- Sam Steele: A Biography by Rod Macleod
Sam Steele was one of the most important public figures very few Canadians know. Although not a politician or successful entrepreneur, he played a prominent role in a succession of major events between the 1870s and the end of the Great War in 1919 that helped shape the fledgling nation which had been put together in 1867. As his latest biographer, Rod Macleod, a historian retired from the University of Alberta, argues: “His adult life corresponded with the first half century of the new transcontinental Canada and he did more to help create it than all but a handful of his contemporaries.” (1)
Steele combined talent and opportunism to assemble his remarkable career between the establishment of the North West Mounted Police in 1873 and his death in 1919. Born near Orillia, Ontario, in 1848, Steele found his calling by participating in events in the West after 1870 that proved key to Canada’s development. He was among the early recruits who made the trek west in 1874 to establish good relations with First Nations of the plains through the 1870s and early 1880s. That experience came in handy when the North West Rebellion broke out. Steele led a mounted force, known as Steele’s Scouts, during the suppression of the insurrection. His troops pursued Big Bear and Wandering Spirit’s band after the Frog Lake Massacre and the taking of Fort Pitt. Eventually, the Woods Cree party disintegrated as they moved northward away from the pursuing troops, and Big Bear gave himself up to authorities. Naturally, Steele was lionized for his part in forcing one of the most feared of those involved—or assumed to have been involved—in the hostilities to surrender. By this point, Steele’s ability to organize and train fighting forces quickly and effectively had become known to authorities. A lengthy period of frustrating inaction ensued that was leavened by his marriage to Marie Harwood, a young woman from a distinguished Quebec family, in 1890. Steele next had a chance to display his organizational and leadership skills during the Klondike Gold Rush in the late 1890s. The Canadian government, fearful that the activities of American prospectors and miners might undermine the country’s hold on the northern territory, dispatched Steele and a mounted police force north to establish a customs post and enforce Canadian law. This episode was another chance for Steele to shine, as his leadership ability and willingness to face down obstreperous law breakers effectively solidified Canada’s authority. Significantly, it was Steele’s role in the Yukon [End Page 126] that the makers of the Heritage Minutes chose to glorify on film. In Steele’s Minute, he confronts an armed American ne’er-do-well intent on establishing a gambling house near the gold fields, forcing the interloper to retreat on horseback, all the while muttering “I shoulda shot that guy. Why didn’t I shoot that guy?” The trope of the intrepid, invincible Mountie who deters bad guys just by the force of his character and the reputation of his uniform leaps out from the short film.
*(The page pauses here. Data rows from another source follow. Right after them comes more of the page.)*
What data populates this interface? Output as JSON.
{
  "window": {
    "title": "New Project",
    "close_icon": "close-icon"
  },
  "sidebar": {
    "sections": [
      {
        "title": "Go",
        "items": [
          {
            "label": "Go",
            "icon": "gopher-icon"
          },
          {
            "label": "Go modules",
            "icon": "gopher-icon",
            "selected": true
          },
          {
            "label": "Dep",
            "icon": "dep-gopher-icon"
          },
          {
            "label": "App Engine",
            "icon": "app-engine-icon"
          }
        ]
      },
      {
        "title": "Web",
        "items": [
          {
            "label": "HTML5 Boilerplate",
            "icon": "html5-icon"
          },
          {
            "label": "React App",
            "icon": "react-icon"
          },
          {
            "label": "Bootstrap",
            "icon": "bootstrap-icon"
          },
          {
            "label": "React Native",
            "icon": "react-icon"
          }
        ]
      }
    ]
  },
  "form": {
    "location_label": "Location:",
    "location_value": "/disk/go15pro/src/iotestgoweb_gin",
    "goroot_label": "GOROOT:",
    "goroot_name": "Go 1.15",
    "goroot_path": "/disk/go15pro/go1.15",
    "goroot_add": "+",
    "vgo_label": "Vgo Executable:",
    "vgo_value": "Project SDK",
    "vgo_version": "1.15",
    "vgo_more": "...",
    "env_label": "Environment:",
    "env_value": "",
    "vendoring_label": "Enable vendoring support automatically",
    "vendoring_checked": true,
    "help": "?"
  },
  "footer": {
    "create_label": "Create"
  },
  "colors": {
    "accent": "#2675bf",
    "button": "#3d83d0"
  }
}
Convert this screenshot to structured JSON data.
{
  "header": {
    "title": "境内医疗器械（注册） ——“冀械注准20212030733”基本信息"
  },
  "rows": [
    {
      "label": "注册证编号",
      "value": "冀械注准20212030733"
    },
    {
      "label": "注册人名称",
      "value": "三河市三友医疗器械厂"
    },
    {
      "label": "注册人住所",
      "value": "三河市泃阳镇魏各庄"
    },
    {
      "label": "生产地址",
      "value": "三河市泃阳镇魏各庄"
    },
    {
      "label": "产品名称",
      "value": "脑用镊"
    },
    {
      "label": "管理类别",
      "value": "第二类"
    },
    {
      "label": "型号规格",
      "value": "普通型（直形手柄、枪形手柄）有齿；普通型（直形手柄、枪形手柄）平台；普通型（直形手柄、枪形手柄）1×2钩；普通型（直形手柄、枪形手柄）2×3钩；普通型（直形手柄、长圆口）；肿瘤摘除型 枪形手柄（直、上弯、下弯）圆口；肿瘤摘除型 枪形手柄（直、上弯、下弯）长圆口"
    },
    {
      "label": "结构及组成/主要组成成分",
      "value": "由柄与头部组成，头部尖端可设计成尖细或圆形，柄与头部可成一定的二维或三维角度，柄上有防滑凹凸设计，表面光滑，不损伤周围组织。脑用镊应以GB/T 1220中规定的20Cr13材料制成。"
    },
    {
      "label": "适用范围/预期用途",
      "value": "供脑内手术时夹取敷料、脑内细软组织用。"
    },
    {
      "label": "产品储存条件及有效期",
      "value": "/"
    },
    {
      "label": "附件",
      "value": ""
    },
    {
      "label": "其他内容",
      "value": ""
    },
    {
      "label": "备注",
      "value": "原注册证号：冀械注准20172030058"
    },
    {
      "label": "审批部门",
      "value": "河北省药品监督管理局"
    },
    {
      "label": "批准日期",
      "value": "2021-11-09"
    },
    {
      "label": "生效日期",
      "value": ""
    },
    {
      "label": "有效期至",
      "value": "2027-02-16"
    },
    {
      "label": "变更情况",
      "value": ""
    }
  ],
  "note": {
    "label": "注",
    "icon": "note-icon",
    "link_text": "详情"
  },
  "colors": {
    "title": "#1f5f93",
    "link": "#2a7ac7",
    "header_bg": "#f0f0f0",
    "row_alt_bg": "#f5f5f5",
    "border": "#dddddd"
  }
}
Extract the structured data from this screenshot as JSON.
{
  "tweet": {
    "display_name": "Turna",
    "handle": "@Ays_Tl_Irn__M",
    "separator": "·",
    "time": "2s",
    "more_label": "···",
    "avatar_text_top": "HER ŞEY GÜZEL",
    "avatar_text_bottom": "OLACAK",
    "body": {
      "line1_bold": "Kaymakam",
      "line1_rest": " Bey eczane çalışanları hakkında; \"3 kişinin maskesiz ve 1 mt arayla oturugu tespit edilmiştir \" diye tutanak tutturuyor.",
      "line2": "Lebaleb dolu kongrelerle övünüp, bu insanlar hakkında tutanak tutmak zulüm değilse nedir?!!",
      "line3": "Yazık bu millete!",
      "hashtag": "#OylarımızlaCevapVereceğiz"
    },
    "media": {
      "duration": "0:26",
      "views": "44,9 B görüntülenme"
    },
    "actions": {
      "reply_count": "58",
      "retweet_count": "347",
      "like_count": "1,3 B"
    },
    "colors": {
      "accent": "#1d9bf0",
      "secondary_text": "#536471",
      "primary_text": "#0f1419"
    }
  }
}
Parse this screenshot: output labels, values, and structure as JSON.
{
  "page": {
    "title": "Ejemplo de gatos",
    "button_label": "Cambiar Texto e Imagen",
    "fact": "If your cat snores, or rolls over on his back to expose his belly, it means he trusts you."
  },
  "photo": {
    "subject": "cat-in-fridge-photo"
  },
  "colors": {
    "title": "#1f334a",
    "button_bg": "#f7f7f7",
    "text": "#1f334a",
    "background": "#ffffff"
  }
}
In some ways, Steele’s Yukon experience was the highlight of his career. He went on to lead a regiment, Lord Strathcona’s Horse, in the Boer War, and then stayed in South Africa as part of that country’s Constabulary until 1907. The brutal methods that the police forces sometimes employed to control the indigenous Africans never became notorious in Canada, allowing Steele’s reputation to remain unblemished. Back in Canada, he was nevertheless frustrated as command of the mounted police, which he had coveted from at least the 1880s, continued to elude him. Finally, though, he would obtain another prize during the Great War. Although well into his sixties by the time fighting broke out in 1914, Steele led forces and ultimately, despite the machinations of politicians such as the notorious Sam Hughes, achieved the rank of general before the war ended in 1918. Steele...